More than ever before, our world is permeated by reproductions, duplicates and facsimiles. The study of print asks us to reflect upon and grapple with questions of multiplicity, cultural history, authenticity and originality. The techniques, skills and concepts embodied in print media have never been more relevant, exciting or broadly defined.
By engaging with print processes students acquire skills through hands on learning. While confidence with tools and ideas build, students learn to recognize and refine their individual talents and interests. Print Media requires and stimulates invention, discovery, and artistic investigation while developing research and writing skills. It navigates oceans of precision, process and play, while bridging the expanse of history and information technology.
Printmaking's rich history began with handprinted woodcuts and wood engravings, followed by moveable type and intaglio processes (metal engraving, etching, drypoint, aquatint and mezzotint). Lithography, a form of planographic printing from limestone was invented in the 1790's and is still in use today. Screenprint, which relies upon a stencil, developed more recently. Contemporary forms of printmaking increasingly utilize large format pigment-based printers, along with a wide gamut of digital tools and technologies including the adaptation of industrial tools such as laser cutters and CNC machines.
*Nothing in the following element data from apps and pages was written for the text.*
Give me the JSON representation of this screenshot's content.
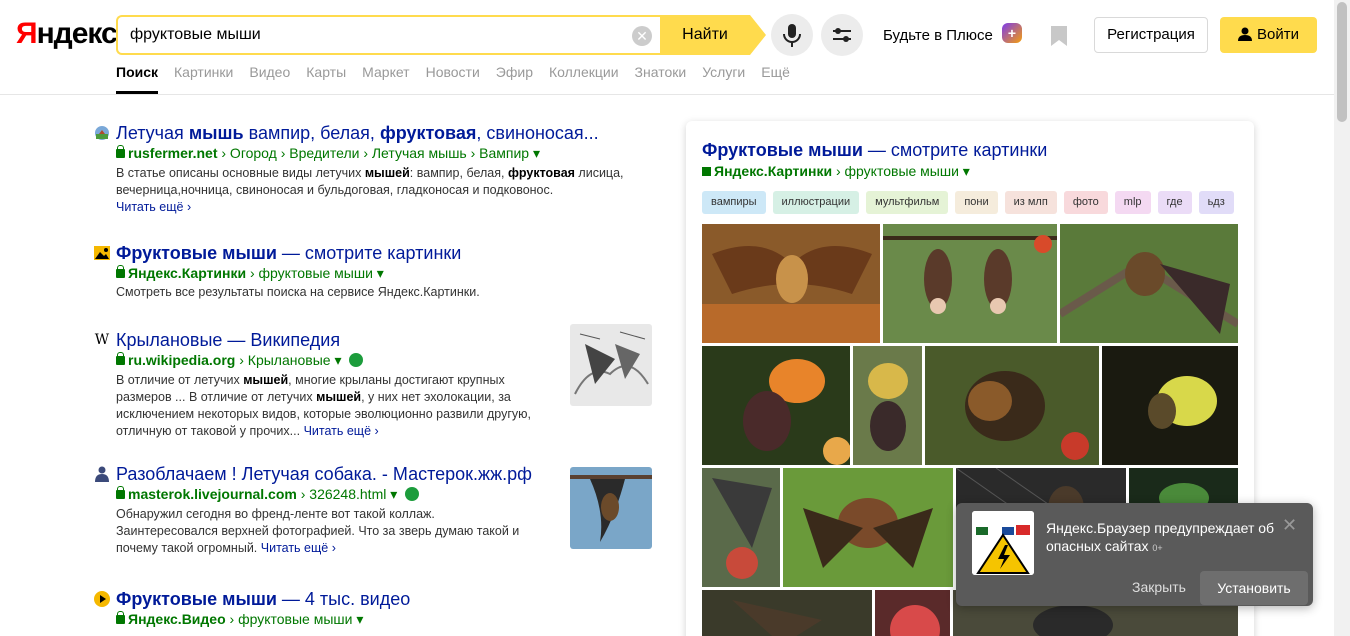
{
  "header": {
    "logo_first": "Я",
    "logo_rest": "ндекс",
    "search_value": "фруктовые мыши",
    "find_label": "Найти",
    "plus_label": "Будьте в Плюсе",
    "plus_badge": "+",
    "register_label": "Регистрация",
    "login_label": "Войти"
  },
  "tabs": [
    "Поиск",
    "Картинки",
    "Видео",
    "Карты",
    "Маркет",
    "Новости",
    "Эфир",
    "Коллекции",
    "Знатоки",
    "Услуги",
    "Ещё"
  ],
  "results": [
    {
      "title_parts": [
        "Летучая ",
        "мышь",
        " вампир, белая, ",
        "фруктовая",
        ", свиноносая..."
      ],
      "url_domain": "rusfermer.net",
      "url_path": " › Огород › Вредители › Летучая мышь › Вампир ▾",
      "snippet_1": "В статье описаны основные виды летучих ",
      "snippet_b1": "мышей",
      "snippet_2": ": вампир, белая, ",
      "snippet_b2": "фруктовая",
      "snippet_3": " лисица,",
      "snippet_line2": "вечерница,ночница, свиноносая и бульдоговая, гладконосая и подковонос.",
      "more": "Читать ещё ›"
    },
    {
      "title_bold": "Фруктовые мыши",
      "title_rest": " — смотрите картинки",
      "url_domain": "Яндекс.Картинки",
      "url_path": " › фруктовые мыши ▾",
      "snippet": "Смотреть все результаты поиска на сервисе Яндекс.Картинки."
    },
    {
      "icon_letter": "W",
      "title": "Крылановые — Википедия",
      "url_domain": "ru.wikipedia.org",
      "url_path": " › Крылановые ▾",
      "l1a": "В отличие от летучих ",
      "l1b": "мышей",
      "l1c": ", многие крыланы достигают крупных",
      "l2a": "размеров ... В отличие от летучих ",
      "l2b": "мышей",
      "l2c": ", у них нет эхолокации, за",
      "l3": "исключением некоторых видов, которые эволюционно развили другую,",
      "l4": "отличную от таковой у прочих... ",
      "more": "Читать ещё ›"
    },
    {
      "title": "Разоблачаем ! Летучая собака. - Мастерок.жж.рф",
      "url_domain": "masterok.livejournal.com",
      "url_path": " › 326248.html ▾",
      "l1": "Обнаружил сегодня во френд-ленте вот такой коллаж.",
      "l2": "Заинтересовался верхней фотографией. Что за зверь думаю такой и",
      "l3": "почему такой огромный. ",
      "more": "Читать ещё ›"
    },
    {
      "title_bold": "Фруктовые мыши",
      "title_rest": " — 4 тыс. видео",
      "url_domain": "Яндекс.Видео",
      "url_path": " › фруктовые мыши ▾"
    }
  ],
  "panel": {
    "title_bold": "Фруктовые мыши",
    "title_rest": " — смотрите картинки",
    "url_domain": "Яндекс.Картинки",
    "url_path": " › фруктовые мыши ▾",
    "chips": [
      {
        "label": "вампиры",
        "color": "#cde8f7"
      },
      {
        "label": "иллюстрации",
        "color": "#d6f0e5"
      },
      {
        "label": "мультфильм",
        "color": "#e5f3d6"
      },
      {
        "label": "пони",
        "color": "#f5ecdc"
      },
      {
        "label": "из млп",
        "color": "#f6e2dc"
      },
      {
        "label": "фото",
        "color": "#f8d9dc"
      },
      {
        "label": "mlp",
        "color": "#f4d9f2"
      },
      {
        "label": "где",
        "color": "#ebdcf7"
      },
      {
        "label": "ьдз",
        "color": "#e1dcf8"
      }
    ]
  },
  "notification": {
    "text": "Яндекс.Браузер предупреждает об опасных сайтах",
    "suffix": "0+",
    "close": "✕",
    "dismiss": "Закрыть",
    "install": "Установить"
  }
}
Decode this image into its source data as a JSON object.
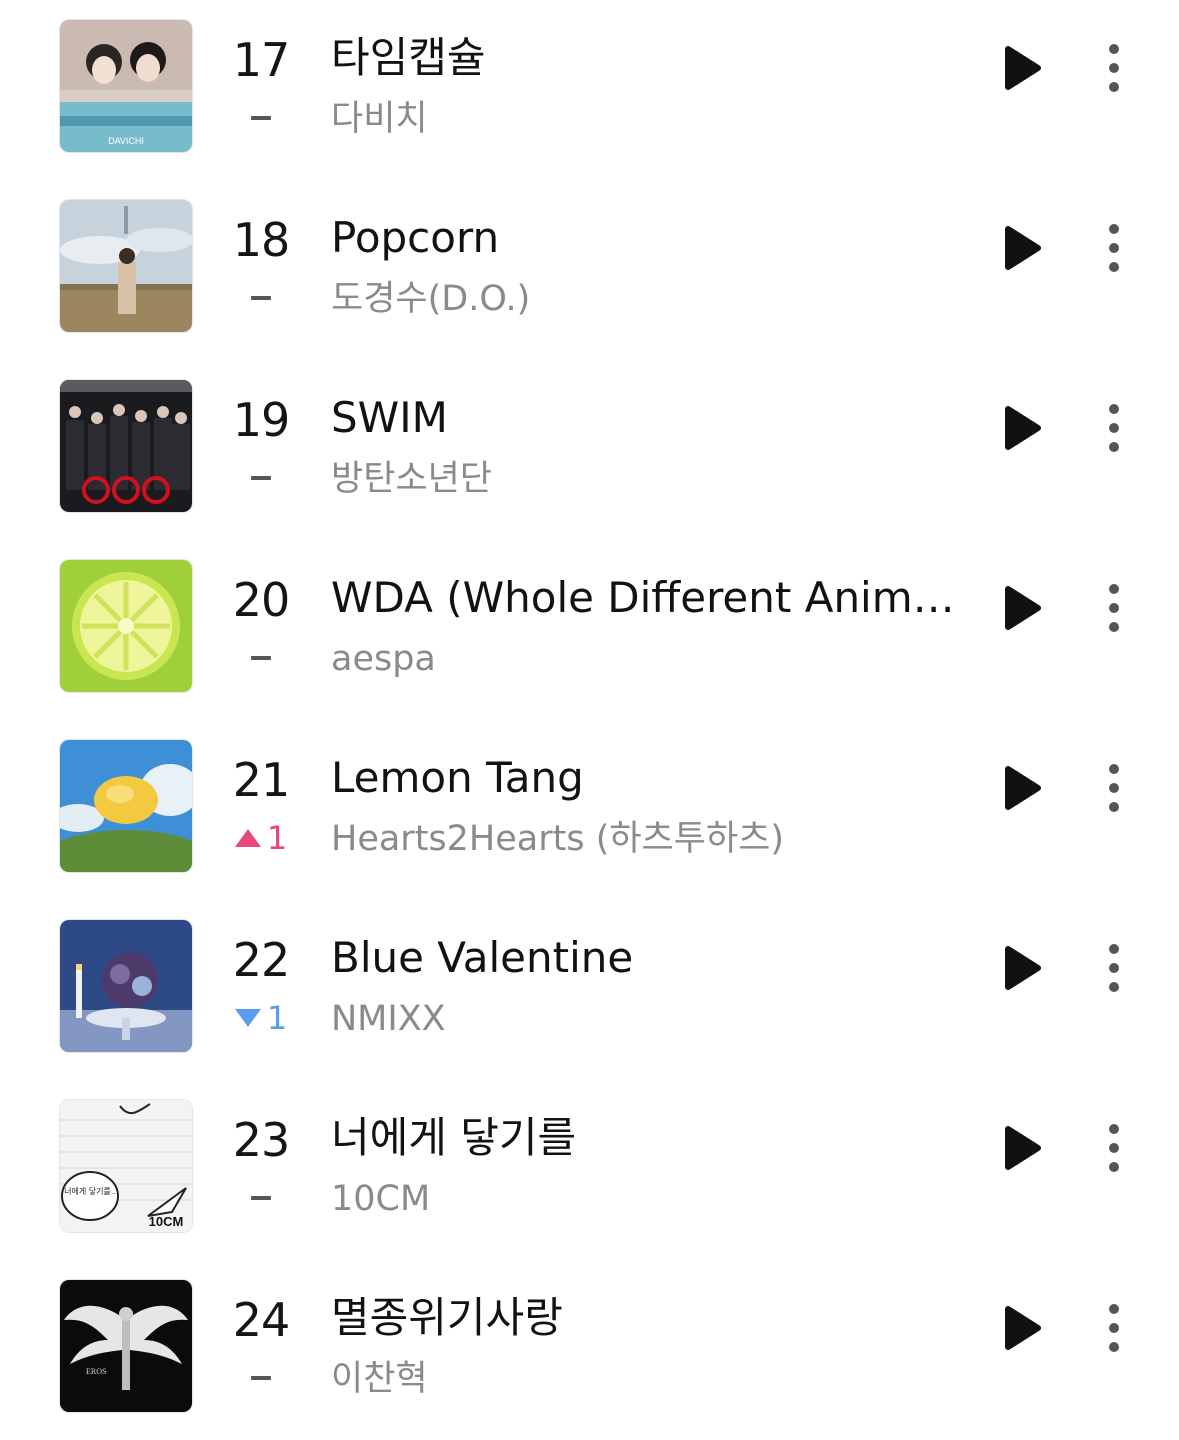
{
  "chart": {
    "tracks": [
      {
        "rank": "17",
        "title": "타임캡슐",
        "artist": "다비치",
        "change": {
          "direction": "none",
          "amount": ""
        },
        "cover_text": "DAVICHI",
        "cover_palette": [
          "#c9b8b0",
          "#7fb8c9"
        ]
      },
      {
        "rank": "18",
        "title": "Popcorn",
        "artist": "도경수(D.O.)",
        "change": {
          "direction": "none",
          "amount": ""
        },
        "cover_text": "",
        "cover_palette": [
          "#b9c7d3",
          "#8c7a5c"
        ]
      },
      {
        "rank": "19",
        "title": "SWIM",
        "artist": "방탄소년단",
        "change": {
          "direction": "none",
          "amount": ""
        },
        "cover_text": "",
        "cover_palette": [
          "#1a1a1e",
          "#b3121a"
        ]
      },
      {
        "rank": "20",
        "title": "WDA (Whole Different Animal...",
        "artist": "aespa",
        "change": {
          "direction": "none",
          "amount": ""
        },
        "cover_text": "",
        "cover_palette": [
          "#a8d63a",
          "#e8f27a"
        ]
      },
      {
        "rank": "21",
        "title": "Lemon Tang",
        "artist": "Hearts2Hearts (하츠투하츠)",
        "change": {
          "direction": "up",
          "amount": "1"
        },
        "cover_text": "",
        "cover_palette": [
          "#3f8fd6",
          "#5e8d3a"
        ]
      },
      {
        "rank": "22",
        "title": "Blue Valentine",
        "artist": "NMIXX",
        "change": {
          "direction": "down",
          "amount": "1"
        },
        "cover_text": "",
        "cover_palette": [
          "#2d4a86",
          "#9aa8c8"
        ]
      },
      {
        "rank": "23",
        "title": "너에게 닿기를",
        "artist": "10CM",
        "change": {
          "direction": "none",
          "amount": ""
        },
        "cover_text": "10CM",
        "cover_bubble_text": "너에게 닿기를..",
        "cover_palette": [
          "#f2f2f2",
          "#222222"
        ]
      },
      {
        "rank": "24",
        "title": "멸종위기사랑",
        "artist": "이찬혁",
        "change": {
          "direction": "none",
          "amount": ""
        },
        "cover_text": "EROS",
        "cover_palette": [
          "#0b0b0b",
          "#e8e8e8"
        ]
      }
    ]
  },
  "colors": {
    "rank_up": "#e8477e",
    "rank_down": "#5b9cf3",
    "artist_text": "#8a8a8a",
    "title_text": "#121212"
  },
  "icons": {
    "play": "play-triangle-icon",
    "more": "vertical-ellipsis-icon"
  }
}
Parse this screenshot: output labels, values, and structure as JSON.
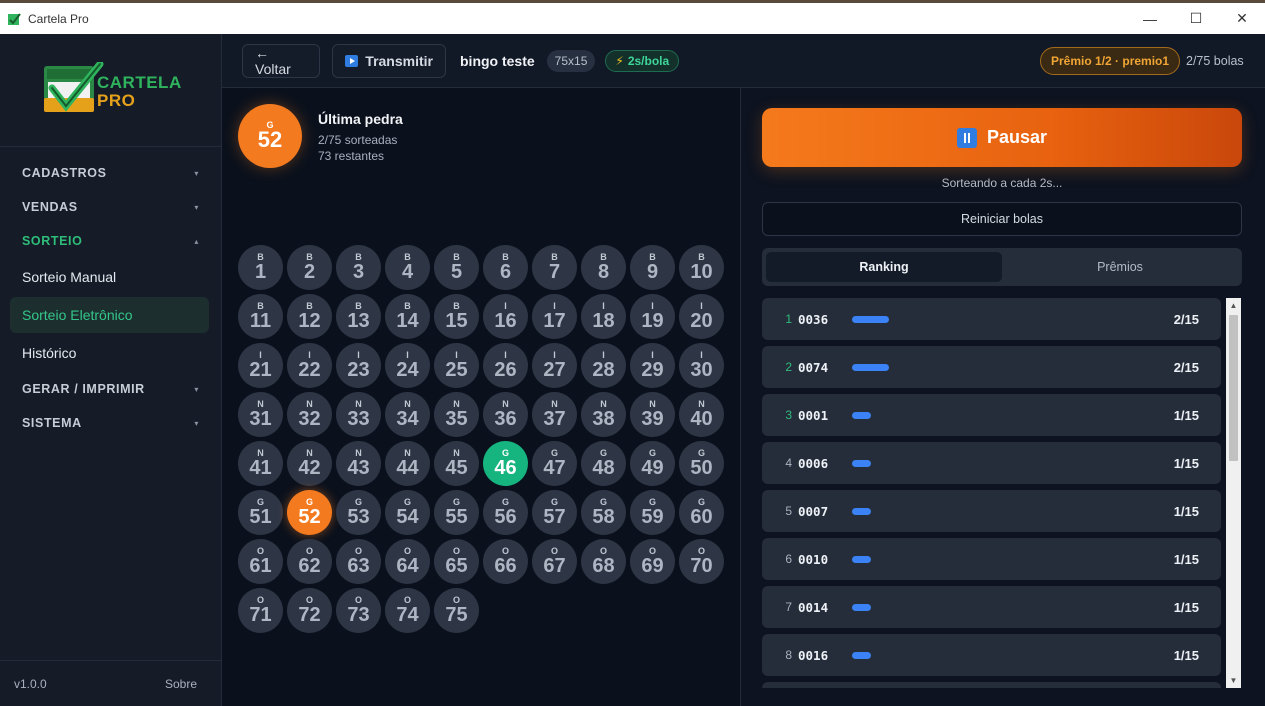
{
  "window": {
    "title": "Cartela Pro",
    "minimize": "—",
    "maximize": "☐",
    "close": "✕"
  },
  "sidebar": {
    "logo_line1": "CARTELA",
    "logo_line2": "PRO",
    "sections": [
      {
        "label": "CADASTROS",
        "caret": "▾"
      },
      {
        "label": "VENDAS",
        "caret": "▾"
      },
      {
        "label": "SORTEIO",
        "caret": "▴"
      },
      {
        "label": "GERAR / IMPRIMIR",
        "caret": "▾"
      },
      {
        "label": "SISTEMA",
        "caret": "▾"
      }
    ],
    "sorteio_items": [
      "Sorteio Manual",
      "Sorteio Eletrônico",
      "Histórico"
    ],
    "version": "v1.0.0",
    "about": "Sobre"
  },
  "topbar": {
    "back_label": "← Voltar",
    "transmit_label": "Transmitir",
    "game_name": "bingo teste",
    "size": "75x15",
    "speed": "2s/bola",
    "speed_icon": "⚡",
    "prize": "Prêmio 1/2 · premio1",
    "ball_count": "2/75 bolas"
  },
  "last_ball": {
    "letter": "G",
    "number": "52",
    "heading": "Última pedra",
    "drawn_text": "2/75 sorteadas",
    "remaining_text": "73 restantes"
  },
  "board": {
    "letters": [
      "B",
      "I",
      "N",
      "G",
      "O"
    ],
    "total": 75,
    "drawn": [
      46
    ],
    "current": 52
  },
  "controls": {
    "pause_label": "Pausar",
    "status": "Sorteando a cada 2s...",
    "reset_label": "Reiniciar bolas"
  },
  "tabs": {
    "ranking": "Ranking",
    "prizes": "Prêmios"
  },
  "ranking": [
    {
      "pos": "1",
      "card": "0036",
      "score": "2/15",
      "progress": 0.1333
    },
    {
      "pos": "2",
      "card": "0074",
      "score": "2/15",
      "progress": 0.1333
    },
    {
      "pos": "3",
      "card": "0001",
      "score": "1/15",
      "progress": 0.0667
    },
    {
      "pos": "4",
      "card": "0006",
      "score": "1/15",
      "progress": 0.0667
    },
    {
      "pos": "5",
      "card": "0007",
      "score": "1/15",
      "progress": 0.0667
    },
    {
      "pos": "6",
      "card": "0010",
      "score": "1/15",
      "progress": 0.0667
    },
    {
      "pos": "7",
      "card": "0014",
      "score": "1/15",
      "progress": 0.0667
    },
    {
      "pos": "8",
      "card": "0016",
      "score": "1/15",
      "progress": 0.0667
    }
  ],
  "colors": {
    "accent_orange": "#f47a1f",
    "drawn_green": "#16b47f",
    "progress_blue": "#3b82f6",
    "active_nav": "#34c68a"
  }
}
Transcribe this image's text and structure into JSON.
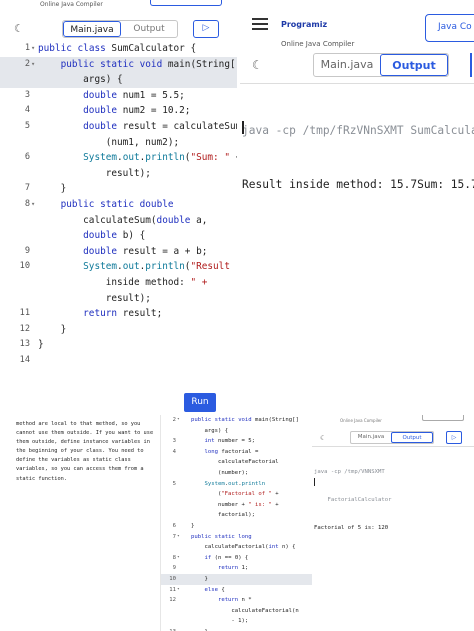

The print media faculty, staff and facilities provide the best of the past and present.